Thursday, November 27, 2008

A little bit of OCD

Today, several of my friends were with me at my locker as I was getting ready to proceed to the library. While we were conversing, they noted me carefully folding my scarf in half, ensuring that both ends were equally just so, before swinging it around my neck and passing it through the loop (European style). They found this need to make certain that both sides were equal was most peculiar and thus commented that I had a little bit of OCD (Obsessive Compulsive Disorder).

I replied, as I tend to do, that we must all have a little bit of OCD or else we would not be where we are today (that is, in medical school). Some of these friends understood and agreed but the others found this statement quite queer (and I don't mean so in a modern sense, but rather in the original meaning of the word - that is, quite strange). Now, I should stop and make clear that I did not mean this as an insult in the least (i.e. if you do not have a little bit of OCD you do not belong), but as a statement of fact - that irrespective of whether my peers recognize it or not, there is a little bit of OCD, as I define it, in all of them. Let me explain.

Obsessive Compulsive Disorder, as a pathological process, is as I perceive it, simply an obsession with perfection. OCD, in a clinical sense, is such an obsession that it overtakes your life and prevents you from going about your daily activities. A person with OCD might wash their hands until they are raw or check if the door is locked, and then recheck, and recheck a hundred times. Neither the act of hand washing nor the act of locking the door are wrong. In fact, they are good and proper procedures. It is the anal compulsivity of ensuring perfection, which overrides all other impulses, that makes it a disorder.

OCD on a mild level, then, would be a slight preoccupation with perfection. We may describe this as the "perfectionist" or the "Type-A" personality, though we almost never say this to mean that a person ought to be institutionalized or that they have some kind of significant psychiatric illness. The opposite of a Type-A personality adopts a laisse-faire style of being - letting things come and go as they were. They would not be preoccupied with marks and minutia, but would rather go about their business and let all other things fall as they may.
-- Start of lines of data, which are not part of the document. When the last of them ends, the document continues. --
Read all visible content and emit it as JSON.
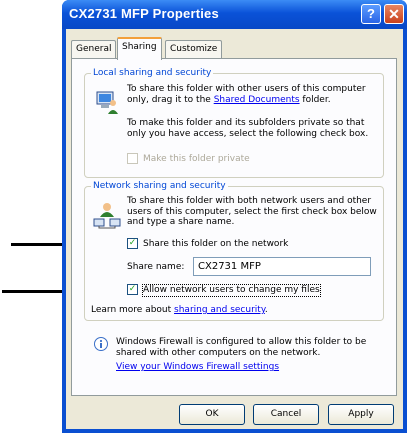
{
  "window": {
    "title": "CX2731 MFP Properties",
    "help_label": "?",
    "close_label": "✕"
  },
  "tabs": [
    {
      "label": "General"
    },
    {
      "label": "Sharing"
    },
    {
      "label": "Customize"
    }
  ],
  "local": {
    "legend": "Local sharing and security",
    "text1_pre": "To share this folder with other users of this computer only, drag it to the ",
    "text1_link": "Shared Documents",
    "text1_post": " folder.",
    "text2": "To make this folder and its subfolders private so that only you have access, select the following check box.",
    "private_label": "Make this folder private",
    "private_checked": false
  },
  "network": {
    "legend": "Network sharing and security",
    "text": "To share this folder with both network users and other users of this computer, select the first check box below and type a share name.",
    "share_label": "Share this folder on the network",
    "share_checked": true,
    "share_name_label": "Share name:",
    "share_name_value": "CX2731 MFP",
    "allow_label": "Allow network users to change my files",
    "allow_checked": true,
    "learn_pre": "Learn more about ",
    "learn_link": "sharing and security",
    "learn_post": "."
  },
  "firewall": {
    "text": "Windows Firewall is configured to allow this folder to be shared with other computers on the network.",
    "link": "View your Windows Firewall settings"
  },
  "buttons": {
    "ok": "OK",
    "cancel": "Cancel",
    "apply": "Apply"
  },
  "icons": {
    "local_sharing": "computer-users-icon",
    "network_sharing": "network-share-icon",
    "firewall": "info-icon"
  }
}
In order to enter into medical school, and indeed, into most other competitive fields, there must be a preoccupation with achievement that exceeds that of the ordinary person. Sure, it is key that one has the empathy and desire to aid as well. But such desire alone will not propel one to be a competent physician. Our obsession with knowing the right answer, our ability to learn and recite minute details... our tendency to read and reread, check and recheck - to not be satisfied with 70%, but requiring that 90% - has assisted in our attaining this position. (And it's only natural for such obsessiveness to spill over to other aspects of our lives in small ways)

[Edit: I do not mean to say that more easygoing persons cannot and do not achieve 90's, though in their case they would not be preoccupied with the attaining of the mark itself]

It is true that in the practice of medicine, these things will become less important. There will be greater emphasis on patient care, teamwork, and critial thinking; but these remain skills and character traits that each individual possesses. And that, my friends, I believe is a little bit of OCD.

1 comment:

sandlot said...

I'm OCD. You're OCD.

Let's scrub our hands a few times repeatedly and then hold each other.